• Provided entries:
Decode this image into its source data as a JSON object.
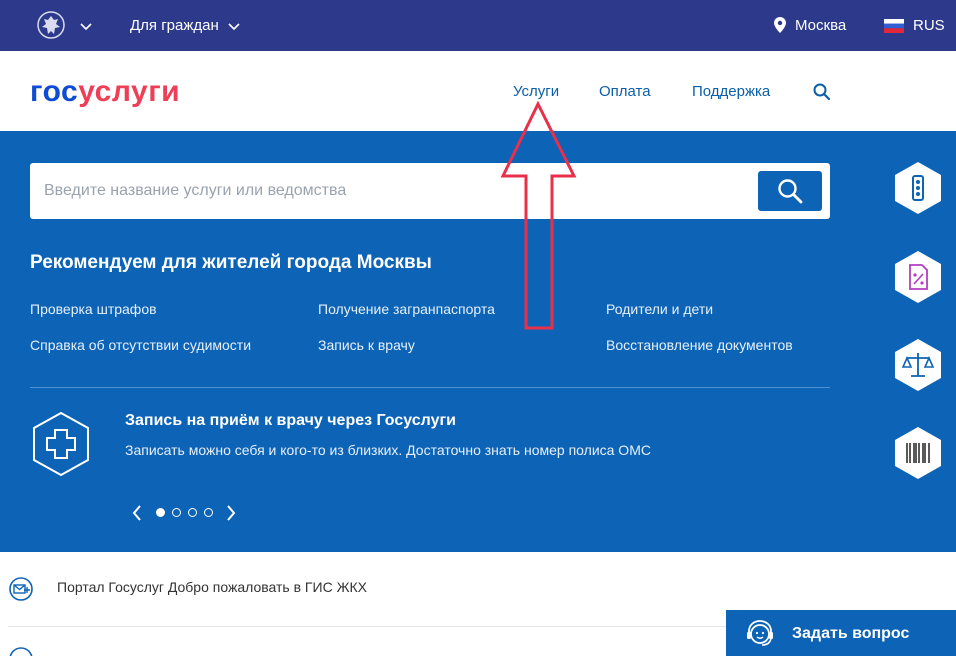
{
  "topbar": {
    "citizens": "Для граждан",
    "city": "Москва",
    "lang": "RUS"
  },
  "header": {
    "logo_part1": "гос",
    "logo_part2": "услуги",
    "nav": [
      "Услуги",
      "Оплата",
      "Поддержка"
    ]
  },
  "search": {
    "placeholder": "Введите название услуги или ведомства",
    "value": ""
  },
  "recommend": {
    "title": "Рекомендуем для жителей города Москвы",
    "links": [
      "Проверка штрафов",
      "Получение загранпаспорта",
      "Родители и дети",
      "Справка об отсутствии судимости",
      "Запись к врачу",
      "Восстановление документов"
    ]
  },
  "promo": {
    "title": "Запись на приём к врачу через Госуслуги",
    "text": "Записать можно себя и кого-то из близких. Достаточно знать номер полиса ОМС",
    "pager_active": 0,
    "pager_count": 4
  },
  "side_icons": [
    "traffic-light-icon",
    "percent-document-icon",
    "scales-icon",
    "barcode-icon"
  ],
  "feed": {
    "item1": "Портал Госуслуг Добро пожаловать в ГИС ЖКХ"
  },
  "ask": {
    "label": "Задать вопрос"
  },
  "colors": {
    "topbar": "#2d3a8c",
    "hero": "#0d63b5",
    "logo_blue": "#0d4cd3",
    "logo_red": "#ee3f58",
    "arrow": "#e8304a"
  }
}
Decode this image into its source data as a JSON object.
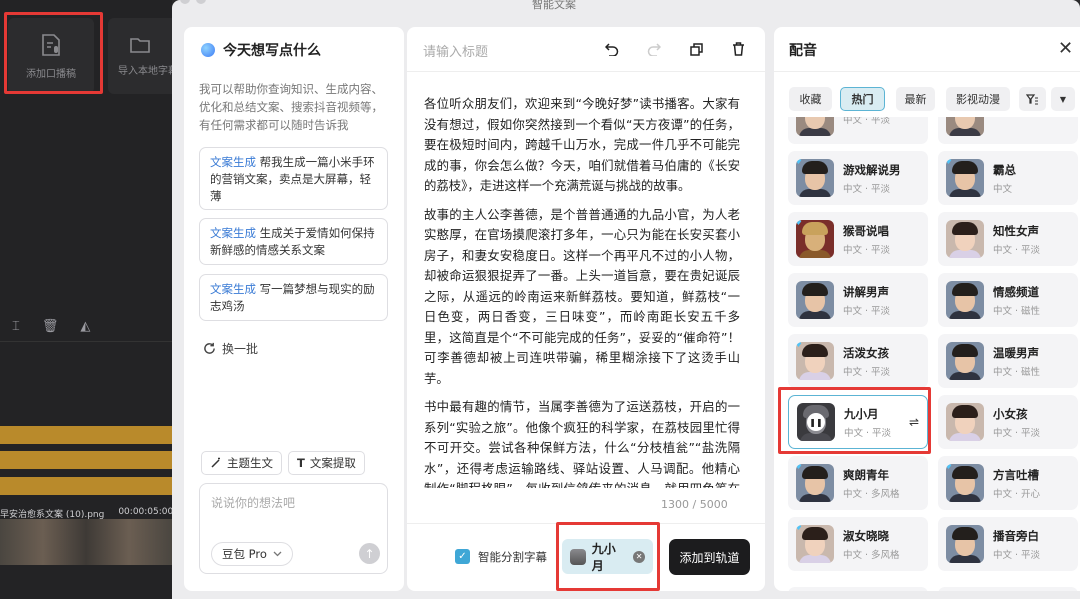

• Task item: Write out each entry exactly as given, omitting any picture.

• Task solution:
Decode this image into its source data as a JSON object.
{
  "topbar": {
    "citizens": "Для граждан",
    "city": "Москва",
    "lang": "RUS"
  },
  "header": {
    "logo_part1": "гос",
    "logo_part2": "услуги",
    "nav": [
      "Услуги",
      "Оплата",
      "Поддержка"
    ]
  },
  "search": {
    "placeholder": "Введите название услуги или ведомства",
    "value": ""
  },
  "recommend": {
    "title": "Рекомендуем для жителей города Москвы",
    "links": [
      "Проверка штрафов",
      "Получение загранпаспорта",
      "Родители и дети",
      "Справка об отсутствии судимости",
      "Запись к врачу",
      "Восстановление документов"
    ]
  },
  "promo": {
    "title": "Запись на приём к врачу через Госуслуги",
    "text": "Записать можно себя и кого-то из близких. Достаточно знать номер полиса ОМС",
    "pager_active": 0,
    "pager_count": 4
  },
  "side_icons": [
    "traffic-light-icon",
    "percent-document-icon",
    "scales-icon",
    "barcode-icon"
  ],
  "feed": {
    "item1": "Портал Госуслуг Добро пожаловать в ГИС ЖКХ"
  },
  "ask": {
    "label": "Задать вопрос"
  },
  "colors": {
    "topbar": "#2d3a8c",
    "hero": "#0d63b5",
    "logo_blue": "#0d4cd3",
    "logo_red": "#ee3f58",
    "arrow": "#e8304a"
  }
}
Decode this image into its source data as a JSON object.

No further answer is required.